I think the hardest thing this semester, besides advanced anatomy and physiology (A AnP) is gonna be the early mornings! I am so NOT a morning person, early bird, whatever. I am definitely a night owl, for as long as I can remember. And all my classes this semester are, you guessed it, MORNING CLASSES! EEKS! I'll slowly get used to it... probably by the time the semester ends! We have a quiz this Saturday, for A AnP, on cells and heredity. I hate that topic. Cells bore me and heredity isn't something I'm very interested in. I've always been interested in bones and muscles though, those are my favorite categories in anatomy and physiology. Someday maybe I'll become a cardiac intensive care unit nurse. That would be my dream job! That, or working in the ER. I can tell you this, if there would have been a high demand for EMT's or Paramedics, that's the field I would have went into. When I was 13, the local rescue squad had a Junior EMS program that offered basic first aid and life support training. I was part of it until the program closed, which was when I was about 16. It was after that program that I knew for sure I wanted to become a nurse. That's probably one of the only things in my life I have ever been 100% sure of, is being a nurse, well, working in the health care field I should say. I guess some people (like me) are lucky enough to know 100% sure what they are meant to do in life. I know this is what I'm meant to do, and it's what I want to do more than anything I've ever wanted to do.

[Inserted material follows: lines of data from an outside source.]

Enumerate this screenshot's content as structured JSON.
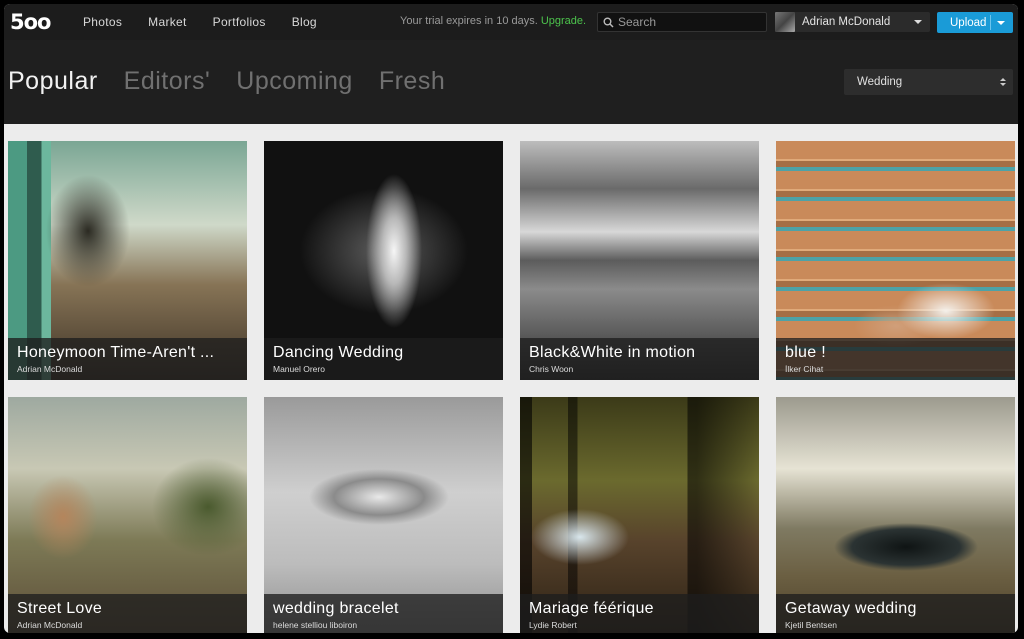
{
  "header": {
    "logo": "5oo",
    "nav": [
      "Photos",
      "Market",
      "Portfolios",
      "Blog"
    ],
    "trial_text": "Your trial expires in 10 days.",
    "trial_link": "Upgrade.",
    "search_placeholder": "Search",
    "user_name": "Adrian McDonald",
    "upload_label": "Upload"
  },
  "subheader": {
    "tabs": [
      {
        "label": "Popular",
        "active": true
      },
      {
        "label": "Editors'",
        "active": false
      },
      {
        "label": "Upcoming",
        "active": false
      },
      {
        "label": "Fresh",
        "active": false
      }
    ],
    "category": "Wedding"
  },
  "photos": [
    {
      "title": "Honeymoon Time-Aren't ...",
      "author": "Adrian McDonald"
    },
    {
      "title": "Dancing Wedding",
      "author": "Manuel Orero"
    },
    {
      "title": "Black&White in motion",
      "author": "Chris Woon"
    },
    {
      "title": "blue !",
      "author": "İlker Cihat"
    },
    {
      "title": "Street Love",
      "author": "Adrian McDonald"
    },
    {
      "title": "wedding bracelet",
      "author": "helene stelliou liboiron"
    },
    {
      "title": "Mariage féérique",
      "author": "Lydie Robert"
    },
    {
      "title": "Getaway wedding",
      "author": "Kjetil Bentsen"
    }
  ],
  "colors": {
    "accent_upload": "#1a9bd7",
    "upgrade_link": "#4cc34c",
    "topbar": "#1c1c1c"
  }
}
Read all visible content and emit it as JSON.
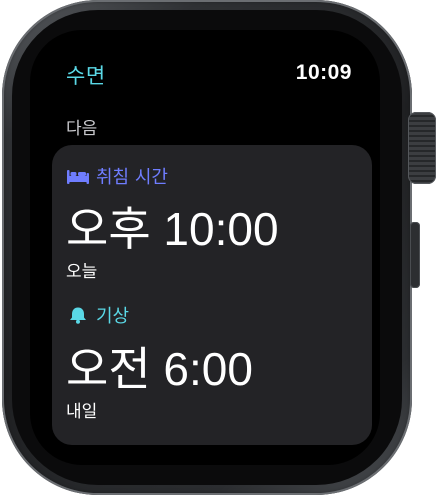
{
  "header": {
    "app_title": "수면",
    "time": "10:09"
  },
  "section": {
    "label": "다음"
  },
  "bedtime": {
    "label": "취침 시간",
    "icon": "bed-icon",
    "time": "오후 10:00",
    "day": "오늘",
    "color": "#6f7dff"
  },
  "wake": {
    "label": "기상",
    "icon": "bell-icon",
    "time": "오전 6:00",
    "day": "내일",
    "color": "#5ad8e6"
  },
  "colors": {
    "accent": "#5ad8e6",
    "card_background": "#232326",
    "screen_background": "#000000"
  }
}
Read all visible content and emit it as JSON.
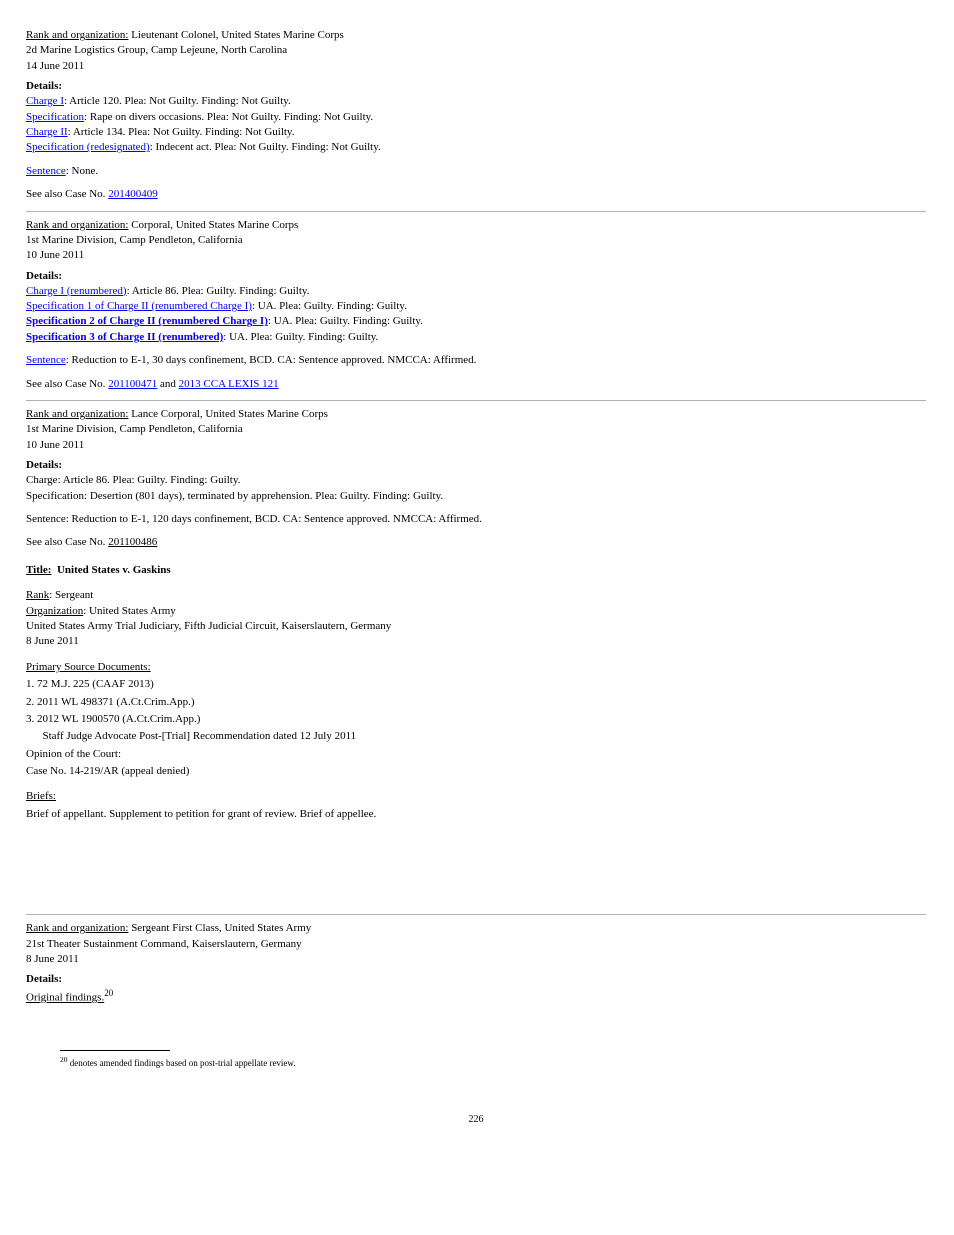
{
  "section1": {
    "header": "Rank and organization:",
    "rank": "Lieutenant Colonel, United States Marine Corps",
    "unit": "2d Marine Logistics Group, Camp Lejeune, North Carolina",
    "date": "14 June 2011",
    "links": [
      {
        "label": "Charge I",
        "suffix": ":   Article 120.  Plea:  Not Guilty.  Finding:  Not Guilty."
      },
      {
        "label": "Specification",
        "suffix": ":  Rape on divers occasions.  Plea:  Not Guilty.  Finding:  Not Guilty."
      },
      {
        "label": "Charge II",
        "suffix": ":  Article 134.  Plea:  Not Guilty.  Finding:  Not Guilty."
      },
      {
        "label": "Specification (redesignated)",
        "suffix": ":  Indecent act.  Plea:  Not Guilty.  Finding:  Not Guilty."
      },
      {
        "label": "Sentence",
        "suffix": ":  None."
      }
    ],
    "seealso_label": "See also Case No.",
    "seealso_link": "201400409"
  },
  "section2": {
    "header": "Rank and organization:",
    "rank": "Corporal, United States Marine Corps",
    "unit": "1st Marine Division, Camp Pendleton, California",
    "date": "10 June 2011",
    "links": [
      {
        "label": "Charge I (renumbered)",
        "suffix": ":  Article 86.  Plea:  Guilty.  Finding:  Guilty.",
        "strong": false
      },
      {
        "label": "Specification 1 of Charge II (renumbered Charge I)",
        "suffix": ":  UA.  Plea:  Guilty.  Finding:  Guilty.",
        "strong": false
      },
      {
        "label": "Specification 2 of Charge II (renumbered Charge I)",
        "suffix": ":  UA.  Plea:  Guilty.  Finding:  Guilty.",
        "strong": true
      },
      {
        "label": "Specification 3 of Charge II (renumbered)",
        "suffix": ":  UA.  Plea:  Guilty.  Finding:  Guilty.",
        "strong": true
      },
      {
        "label": "Sentence",
        "suffix": ":  Reduction to E-1, 30 days confinement, BCD.  CA:  Sentence approved.  NMCCA:  Affirmed.",
        "strong": false
      }
    ],
    "seealso_label": "See also Case No.",
    "seealso_link": "201100471",
    "seealso_extra_label": " and ",
    "seealso_extra_link": "2013 CCA LEXIS 121"
  },
  "section3": {
    "header": "Rank and organization:",
    "rank": "Lance Corporal, United States Marine Corps",
    "unit": "1st Marine Division, Camp Pendleton, California",
    "date": "10 June 2011",
    "details": [
      "Charge:  Article 86.  Plea:  Guilty.  Finding:  Guilty.",
      "Specification:  Desertion (801 days), terminated by apprehension.  Plea:  Guilty.  Finding:  Guilty.",
      "Sentence:  Reduction to E-1, 120 days confinement, BCD.  CA:  Sentence approved.  NMCCA:  Affirmed."
    ],
    "seealso_label": "See also Case No.",
    "seealso_value": "201100486"
  },
  "entry": {
    "title_line": "Title:",
    "title_value": "United States v. Gaskins",
    "rank_label": "Rank",
    "rank_value": ":   Sergeant",
    "org_label": "Organization",
    "org_value": ":  United States Army",
    "location": "United States Army Trial Judiciary, Fifth Judicial Circuit, Kaiserslautern, Germany",
    "date": "8 June 2011",
    "sourcehead": "Primary Source Documents:",
    "sources": [
      "1.  72 M.J. 225 (CAAF 2013)",
      "2.  2011 WL 498371 (A.Ct.Crim.App.)",
      "3.  2012 WL 1900570 (A.Ct.Crim.App.)",
      "      Staff Judge Advocate Post-[Trial] Recommendation dated 12 July 2011",
      "Opinion of the Court:",
      "Case No. 14-219/AR (appeal denied)"
    ],
    "briefs_head": "Brief of appellant. ",
    "briefs_link1": "Supplement to petition for grant of review.",
    "briefs_sep1": "  ",
    "briefs_link2": "Brief of appellee."
  },
  "footnote": {
    "sup": "20",
    "text": "  denotes amended findings based on post-trial appellate review."
  },
  "page_number": "226"
}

I remember when I was in 8th grade we had to take this test and it determined which jobs we would be most successful at. I remember mine was nothing even anywhere near nursing. I was really upset about it, but then I realized it was just a stupid test. Counselors in middle and high school aren't very supportive of people. At least people in my situation, you know, average. I come from a middle-class family, and I didn't get the best of grades in school. I was on the honor roll in high school for only one semester! My GPA in high school averaged 2.6, and I didn't think at the time how important that would actually be, until I got into college. But you know what, I busted my butt studying in college, because people treated me as if I had potential, unlike grade, middle, and high school. It seems like that's a big flaw in our whats it called, primary and secondary school systems? They weed out the smart people and treat them different than the ones who struggle. I remember this psych study we reviewed in one of my psych classes. They took a class of students and treated the "average" students like they were prodigies, and the students grades improved! Because they were treated like they were smart. I do believe everyone has a lot of potential but we need to be nurtured in a way to encourage its expression. I know it's true because I went from being a high school student with a 2.6 GPA to a college student with a 3.5 GPA! Well, I could ramble on and on and on, which I really would like to do, but I must get going, I have to go study and do some cleaning. Until next time!